A response to Shaker’s “This is Miro” here: http://sites.duke.edu/wcwp/capturing-the-game/players/this-is-miro/

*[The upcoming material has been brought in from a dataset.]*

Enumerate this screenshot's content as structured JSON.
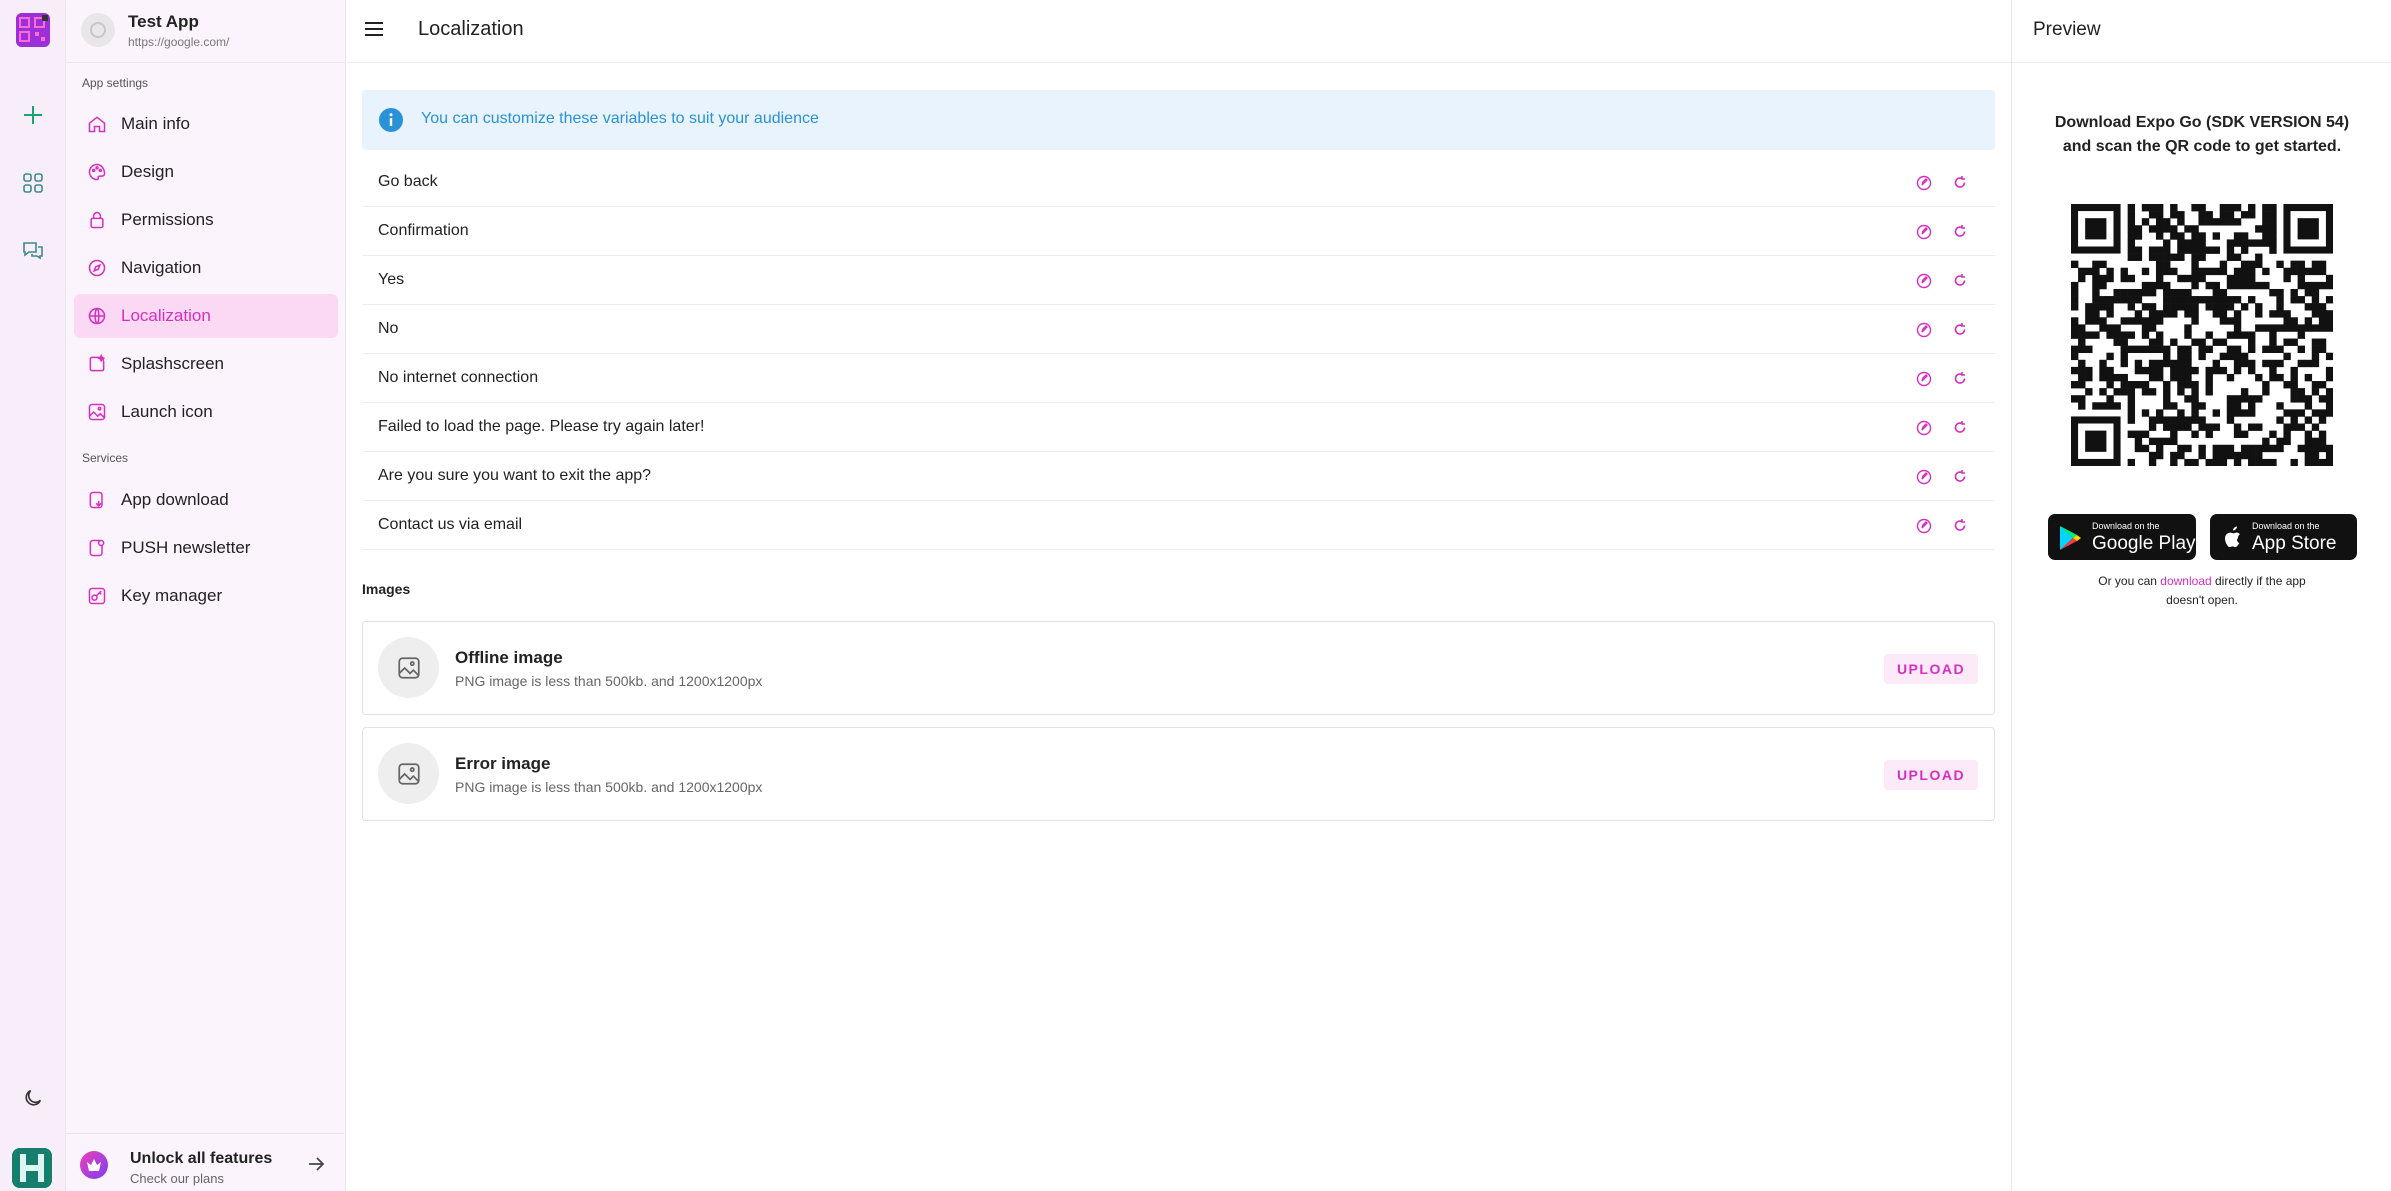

I love the style of this piece. It begins with small glimpses and snapshots of Miroslav Klose’s early career, sprinkled with detail to set a scene before pulling it away in the next paragraph. Each repetition of “This is Miro” was like a rhythmic cadence, stringing together the many pieces of his career. At first we hear only of disappointment and defeat. A player so promising, yet never delivering, seemed to be Miro’s story. Failure after failure, Shaker builds up pace with his writing. As the reader, we have now experienced the bitter taste of defeat just like Miro has. But with each “This is Miro”, we grow hopeful. Surely he cannot fail again. Surely it will finally be his time to succeed. And at long last, in the closing paragraphs, as the sentences grow shorter and faster, we speed to the end: “This is Miro, World Cup Champion.” At long last, Miro achieves what has been so elusive all his life. As the reader, we are able to experience that joy with him, because as readers, we’ve taken that same journey. The way Shaker crafts this telling of Miro’s career is captivating and elegant. He effectively utilizes repetition to punctuate each stage of Miro’s career, and I thoroughly enjoyed reading it.

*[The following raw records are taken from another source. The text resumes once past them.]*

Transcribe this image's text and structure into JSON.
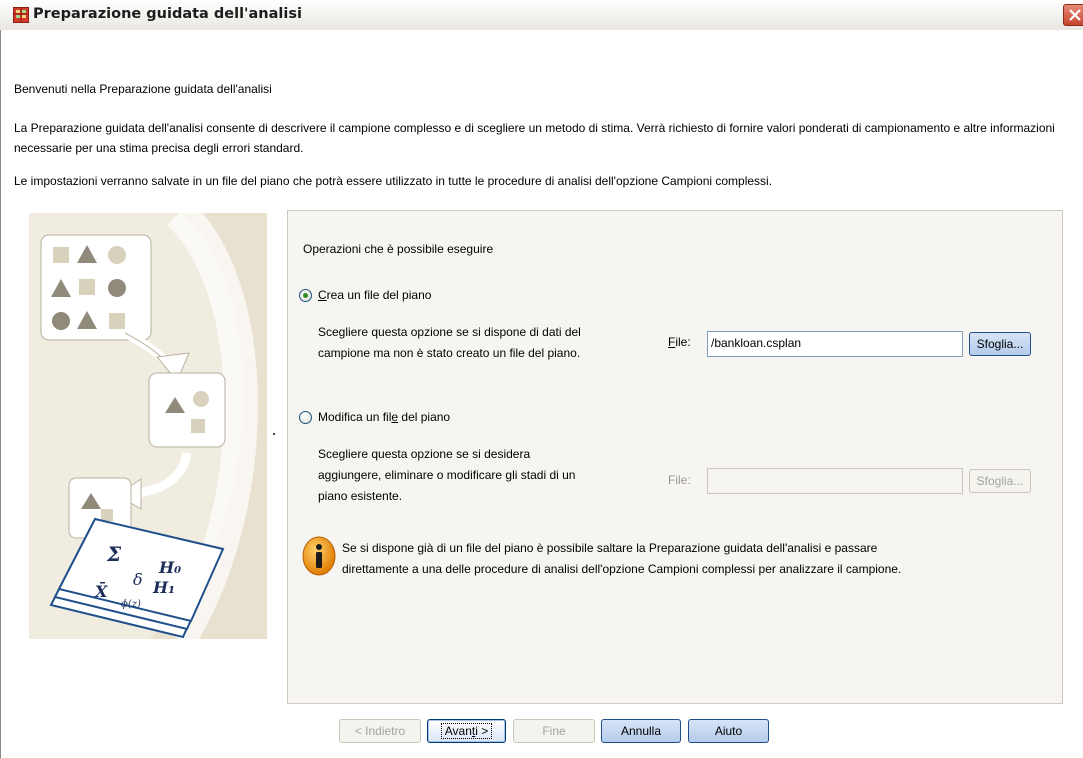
{
  "window": {
    "title": "Preparazione guidata dell'analisi"
  },
  "intro": {
    "heading": "Benvenuti nella Preparazione guidata dell'analisi",
    "paragraph1": "La Preparazione guidata dell'analisi consente di descrivere il campione complesso e di scegliere un metodo di stima. Verrà richiesto di fornire valori ponderati di campionamento e altre informazioni necessarie per una stima precisa degli errori standard.",
    "paragraph2": "Le impostazioni verranno salvate in un file del piano che potrà essere utilizzato in tutte le procedure di analisi dell'opzione Campioni complessi."
  },
  "panel": {
    "question": "Operazioni che è possibile eseguire",
    "option_create": {
      "label_mnemonic": "C",
      "label_rest": "rea un file del piano",
      "selected": true,
      "description_line1": "Scegliere questa opzione se si dispone di dati del",
      "description_line2": "campione ma non è stato creato un file del piano.",
      "file_label_mnemonic": "F",
      "file_label_rest": "ile:",
      "file_value": "/bankloan.csplan",
      "browse_label": "Sfoglia..."
    },
    "option_modify": {
      "label_pre": "Modifica un fil",
      "label_mnemonic": "e",
      "label_post": " del piano",
      "selected": false,
      "description_line1": "Scegliere questa opzione se si desidera",
      "description_line2": "aggiungere, eliminare o modificare gli stadi di un",
      "description_line3": "piano esistente.",
      "file_label": "File:",
      "file_value": "",
      "browse_label": "Sfoglia..."
    },
    "info": {
      "line1": "Se si dispone già di un file del piano è possibile saltare la Preparazione guidata dell'analisi e passare",
      "line2": "direttamente a una delle procedure di analisi dell'opzione Campioni complessi per analizzare il campione."
    }
  },
  "buttons": {
    "back": "< Indietro",
    "next_pre": "Avan",
    "next_mnemonic": "t",
    "next_post": "i >",
    "finish": "Fine",
    "cancel": "Annulla",
    "help": "Aiuto"
  },
  "graphic": {
    "formula_sigma": "Σ",
    "formula_h0": "H₀",
    "formula_delta": "δ",
    "formula_h1": "H₁",
    "formula_xbar": "X̄",
    "formula_phi": "ϕ(z)"
  },
  "colors": {
    "accent_blue": "#1f4f8c",
    "close_red": "#c4452e",
    "graphic_bg": "#f1ece0",
    "radio_selected": "#2f8b1f"
  }
}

Miroslav Klose was actually one of the very few soccer players I knew by name (along with players like Ronaldo, Messi, Ronaldinho, Kaka, Wayne Rooney, etc.) I loved playing as Germany in FIFA for their speed and ability to finish the ball, and Klose always ended up being the guy I used to finish my crosses. I quickly learned that this was actually his forte on the real pitch, known for his “godlike” headers. I think this was FIFA 10 or something, because by the next time I played a new FIFA game, Klose was on the bench. I had never known his story, his struggle with international play, the elusive World Cup title, or any of his characteristics as a person and as a player. This piece really gave me a new perspective on Klose, a man I used to think had success come easy for him.